Nielsen Norman [professor of computer science, psychology and cognitive science at Northwestern University in Chicago and User Experience Architect" and fellow at Apple Computer in California and author of ground-breaking book, The Psychology of Everyday Things] in his book, "Emotional Design" posits that there are three levels at play in design: visceral, behavioral, and reflective.
It's still true that, on a rational level, products should be functional, but they should be beautiful and have an emotional impact as well, adding "I want products that are a joy to behold and a pleasure to use," he says. "We now know how to make products that work fine; how do we make products that make you smile?"
"Behavioral design is all about use," says Norman. "Appearance really doesn't matter: performance does." This is the area where The Design of Everyday Things was a huge success. Behavioral design is about getting products to function well, and about making that functionality easily accessible - an area where technology products often fall down. Some things are complicated, so users may still have to learn how something works. However, they should only have to learn it once, he says.
"Reflective design is about the meaning of things," says Norman. "It's about message: what does using this product say about you? It's where your self-image is. It depends on your age, background, culture." The reflective level is where things like brand image and marketing come into play, selling products not on their functionality but on things like prestige and exclusivity. Reflective design about creating things you want to show off to your friends. An example, on the cover of Emotional Design, is Philippe Starck's Juicy Salif, about which the designer reportedly said: "My juicer is not meant to squeeze lemons, it is meant to start conversations." Norman says he has one, "but I don't use it for squeezing lemons".
Do you feel, based on your own knowledge and or experience, coupled with Norman's explanation, that product functionality or the product design is the key to brand success?Why?© BrainMass Inc. brainmass.com October 25, 2018, 5:43 am ad1c9bdddf

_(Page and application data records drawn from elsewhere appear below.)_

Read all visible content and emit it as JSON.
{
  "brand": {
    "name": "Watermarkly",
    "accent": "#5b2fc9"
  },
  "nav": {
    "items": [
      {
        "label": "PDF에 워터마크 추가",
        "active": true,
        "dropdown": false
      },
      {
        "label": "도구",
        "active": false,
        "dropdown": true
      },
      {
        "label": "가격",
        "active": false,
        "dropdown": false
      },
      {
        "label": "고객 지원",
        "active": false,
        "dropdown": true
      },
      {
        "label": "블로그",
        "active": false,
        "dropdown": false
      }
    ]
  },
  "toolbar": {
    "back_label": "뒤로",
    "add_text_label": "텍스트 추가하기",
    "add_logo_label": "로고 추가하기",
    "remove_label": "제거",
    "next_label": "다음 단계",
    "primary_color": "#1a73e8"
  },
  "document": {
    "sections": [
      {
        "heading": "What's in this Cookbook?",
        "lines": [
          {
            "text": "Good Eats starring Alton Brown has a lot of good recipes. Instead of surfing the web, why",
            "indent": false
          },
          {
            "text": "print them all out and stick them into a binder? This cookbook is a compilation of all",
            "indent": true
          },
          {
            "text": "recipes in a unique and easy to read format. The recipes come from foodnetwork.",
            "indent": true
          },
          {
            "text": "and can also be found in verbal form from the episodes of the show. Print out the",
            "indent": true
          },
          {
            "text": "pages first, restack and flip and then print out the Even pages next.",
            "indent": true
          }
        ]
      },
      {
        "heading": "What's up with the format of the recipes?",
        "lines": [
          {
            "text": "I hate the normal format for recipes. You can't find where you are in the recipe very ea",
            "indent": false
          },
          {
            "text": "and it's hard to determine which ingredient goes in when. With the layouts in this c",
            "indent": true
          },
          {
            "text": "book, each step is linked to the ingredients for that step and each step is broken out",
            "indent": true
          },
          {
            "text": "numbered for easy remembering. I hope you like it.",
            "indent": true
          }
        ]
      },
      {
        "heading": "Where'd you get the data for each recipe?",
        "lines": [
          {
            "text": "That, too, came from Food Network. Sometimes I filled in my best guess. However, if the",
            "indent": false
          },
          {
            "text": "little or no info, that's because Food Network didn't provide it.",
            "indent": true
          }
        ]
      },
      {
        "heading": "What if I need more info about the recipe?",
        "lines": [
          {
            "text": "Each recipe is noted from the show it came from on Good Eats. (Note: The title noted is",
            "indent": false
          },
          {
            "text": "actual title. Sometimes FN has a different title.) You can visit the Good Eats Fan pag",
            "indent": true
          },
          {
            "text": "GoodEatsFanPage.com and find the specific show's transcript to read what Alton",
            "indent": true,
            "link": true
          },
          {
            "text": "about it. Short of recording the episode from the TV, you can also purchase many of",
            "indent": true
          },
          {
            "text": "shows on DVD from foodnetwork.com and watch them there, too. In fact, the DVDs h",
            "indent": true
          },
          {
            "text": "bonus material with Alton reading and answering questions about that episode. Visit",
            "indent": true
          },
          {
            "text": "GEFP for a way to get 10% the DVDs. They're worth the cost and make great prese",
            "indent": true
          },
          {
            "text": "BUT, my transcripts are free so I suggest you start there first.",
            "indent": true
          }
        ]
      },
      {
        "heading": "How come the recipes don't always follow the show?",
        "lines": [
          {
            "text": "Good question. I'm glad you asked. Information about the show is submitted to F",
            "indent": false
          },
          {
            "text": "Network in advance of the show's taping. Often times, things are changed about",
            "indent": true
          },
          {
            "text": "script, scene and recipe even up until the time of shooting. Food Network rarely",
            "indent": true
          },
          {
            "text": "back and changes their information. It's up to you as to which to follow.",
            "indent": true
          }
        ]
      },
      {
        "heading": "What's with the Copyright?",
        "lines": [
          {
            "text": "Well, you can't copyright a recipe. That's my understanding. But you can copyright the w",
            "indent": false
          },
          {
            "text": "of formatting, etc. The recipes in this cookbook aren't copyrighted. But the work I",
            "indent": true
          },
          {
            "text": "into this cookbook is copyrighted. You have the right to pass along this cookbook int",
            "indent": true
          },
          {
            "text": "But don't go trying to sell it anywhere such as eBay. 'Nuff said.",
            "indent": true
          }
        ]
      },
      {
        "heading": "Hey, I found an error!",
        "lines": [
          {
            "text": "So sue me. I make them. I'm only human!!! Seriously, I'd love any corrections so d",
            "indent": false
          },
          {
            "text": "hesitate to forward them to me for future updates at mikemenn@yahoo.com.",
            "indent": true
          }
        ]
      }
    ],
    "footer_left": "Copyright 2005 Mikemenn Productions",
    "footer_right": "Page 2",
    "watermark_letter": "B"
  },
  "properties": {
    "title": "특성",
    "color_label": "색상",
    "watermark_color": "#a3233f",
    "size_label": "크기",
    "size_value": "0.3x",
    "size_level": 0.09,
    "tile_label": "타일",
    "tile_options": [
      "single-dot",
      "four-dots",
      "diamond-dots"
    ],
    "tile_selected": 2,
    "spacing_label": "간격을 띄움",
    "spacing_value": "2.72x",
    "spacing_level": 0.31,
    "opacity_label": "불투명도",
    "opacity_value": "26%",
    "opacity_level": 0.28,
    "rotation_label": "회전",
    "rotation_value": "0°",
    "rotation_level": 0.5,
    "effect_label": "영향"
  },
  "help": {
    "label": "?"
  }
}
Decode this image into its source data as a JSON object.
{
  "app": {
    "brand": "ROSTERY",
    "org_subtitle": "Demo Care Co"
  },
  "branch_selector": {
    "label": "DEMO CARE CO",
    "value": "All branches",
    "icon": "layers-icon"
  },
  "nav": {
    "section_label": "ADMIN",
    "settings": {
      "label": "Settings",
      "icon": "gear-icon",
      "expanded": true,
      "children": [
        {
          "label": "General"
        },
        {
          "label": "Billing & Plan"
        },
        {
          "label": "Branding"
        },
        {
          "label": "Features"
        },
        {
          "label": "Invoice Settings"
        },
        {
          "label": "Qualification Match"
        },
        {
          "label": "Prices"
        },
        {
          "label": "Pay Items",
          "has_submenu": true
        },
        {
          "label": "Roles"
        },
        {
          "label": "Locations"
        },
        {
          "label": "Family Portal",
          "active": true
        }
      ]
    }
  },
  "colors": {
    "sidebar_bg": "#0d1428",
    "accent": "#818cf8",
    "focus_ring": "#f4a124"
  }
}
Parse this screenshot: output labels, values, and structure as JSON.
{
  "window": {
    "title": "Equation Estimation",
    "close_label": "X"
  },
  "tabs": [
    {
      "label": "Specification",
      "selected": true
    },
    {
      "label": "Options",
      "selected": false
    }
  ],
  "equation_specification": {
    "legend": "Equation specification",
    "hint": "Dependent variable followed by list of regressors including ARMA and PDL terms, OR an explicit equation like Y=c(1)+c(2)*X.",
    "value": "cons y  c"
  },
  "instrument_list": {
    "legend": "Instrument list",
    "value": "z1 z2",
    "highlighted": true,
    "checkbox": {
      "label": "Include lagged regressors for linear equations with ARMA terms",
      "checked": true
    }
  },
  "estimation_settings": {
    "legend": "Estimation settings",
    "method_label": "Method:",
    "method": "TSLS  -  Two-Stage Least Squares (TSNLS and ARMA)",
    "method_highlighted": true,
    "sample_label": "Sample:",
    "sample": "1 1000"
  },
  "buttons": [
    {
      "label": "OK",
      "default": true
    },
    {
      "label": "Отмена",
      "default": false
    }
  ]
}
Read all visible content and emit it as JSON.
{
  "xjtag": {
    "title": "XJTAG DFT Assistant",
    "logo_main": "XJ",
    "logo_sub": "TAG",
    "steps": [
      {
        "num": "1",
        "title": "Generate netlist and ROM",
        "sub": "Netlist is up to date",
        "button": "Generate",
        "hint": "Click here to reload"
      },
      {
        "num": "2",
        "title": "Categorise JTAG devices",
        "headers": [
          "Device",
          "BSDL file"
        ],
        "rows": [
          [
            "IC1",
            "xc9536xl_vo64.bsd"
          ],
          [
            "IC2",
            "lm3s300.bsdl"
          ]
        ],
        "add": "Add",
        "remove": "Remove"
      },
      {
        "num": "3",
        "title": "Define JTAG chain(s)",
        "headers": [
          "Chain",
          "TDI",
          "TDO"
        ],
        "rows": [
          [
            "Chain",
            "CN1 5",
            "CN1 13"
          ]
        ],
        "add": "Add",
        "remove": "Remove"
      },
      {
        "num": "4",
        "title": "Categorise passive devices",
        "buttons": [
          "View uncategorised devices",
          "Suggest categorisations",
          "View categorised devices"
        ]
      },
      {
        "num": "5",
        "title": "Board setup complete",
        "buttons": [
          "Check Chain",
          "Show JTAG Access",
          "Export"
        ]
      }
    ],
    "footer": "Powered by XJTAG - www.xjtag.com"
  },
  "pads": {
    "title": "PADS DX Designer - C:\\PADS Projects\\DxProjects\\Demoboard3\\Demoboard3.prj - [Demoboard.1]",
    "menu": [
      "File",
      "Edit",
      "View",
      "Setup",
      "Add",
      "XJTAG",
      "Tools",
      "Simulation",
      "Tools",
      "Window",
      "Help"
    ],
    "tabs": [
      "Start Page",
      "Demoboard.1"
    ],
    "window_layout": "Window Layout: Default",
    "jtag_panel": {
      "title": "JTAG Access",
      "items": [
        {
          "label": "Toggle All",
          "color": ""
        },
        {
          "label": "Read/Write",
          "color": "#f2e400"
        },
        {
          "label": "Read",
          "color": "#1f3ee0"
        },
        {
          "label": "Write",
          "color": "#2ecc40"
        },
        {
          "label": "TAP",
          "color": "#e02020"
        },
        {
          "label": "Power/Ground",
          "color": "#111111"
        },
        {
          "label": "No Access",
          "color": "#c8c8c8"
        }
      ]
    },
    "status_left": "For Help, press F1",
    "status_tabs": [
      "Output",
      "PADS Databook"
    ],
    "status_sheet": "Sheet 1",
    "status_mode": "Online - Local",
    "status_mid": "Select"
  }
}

Certainly a brand must function well but as Mr. Norman states in the prompt, "We now know how to make products that work fine," it is important in order to achieve business success to have a product that is well designed and able to become a part of the consumer's persona. The obvious example is Apple products: users buy into the design of the products, coupled with the functionality. Steve Jobs was a stickler for design and the feel of the product- including ...
This solution discusses if product functionality or design is central to a product's success. It includes examples and links.
Form versus Function
The argument of form versus function seems to come more into play with the more widespread use of credit by consumers which has helped to streamline the purchasing decision. With the massive expansion of the availability of credit since the 1970s people have been more likely to react on impulse and just buy what they want now and hope to be able to pay it off at some later date (Stavins, 2001). This highlights a perfect example of how marketers can tap into the "emotional power of design" (Keller & Kotler, 2012, p 332) and through this create a more rewarding experience for the consumer, but if consumers are not fully satisfied with how the product functions this could lead to dissatisfaction and ultimately buyer's remorse.
In my mind, this is an example of how many products are able to affect purchasing decisions with flashy packaging, but are not able to deliver on the actual functionality of the product. In most cases these types of products would be very easy to overcome by their competitors due to the lack of repeat business. A good example of this would be the Beats brand of headphones that have been shuffling around between many manufacturers and have really fancy packaging and design, but which many audiophiles consider to be not at all worth the excessive price and could help to explain why they have been shuffled around so much. In this case the brand image has not lived up to the hype and price tag of the item being sold and in the end your just paying for the name.View Full Posting Details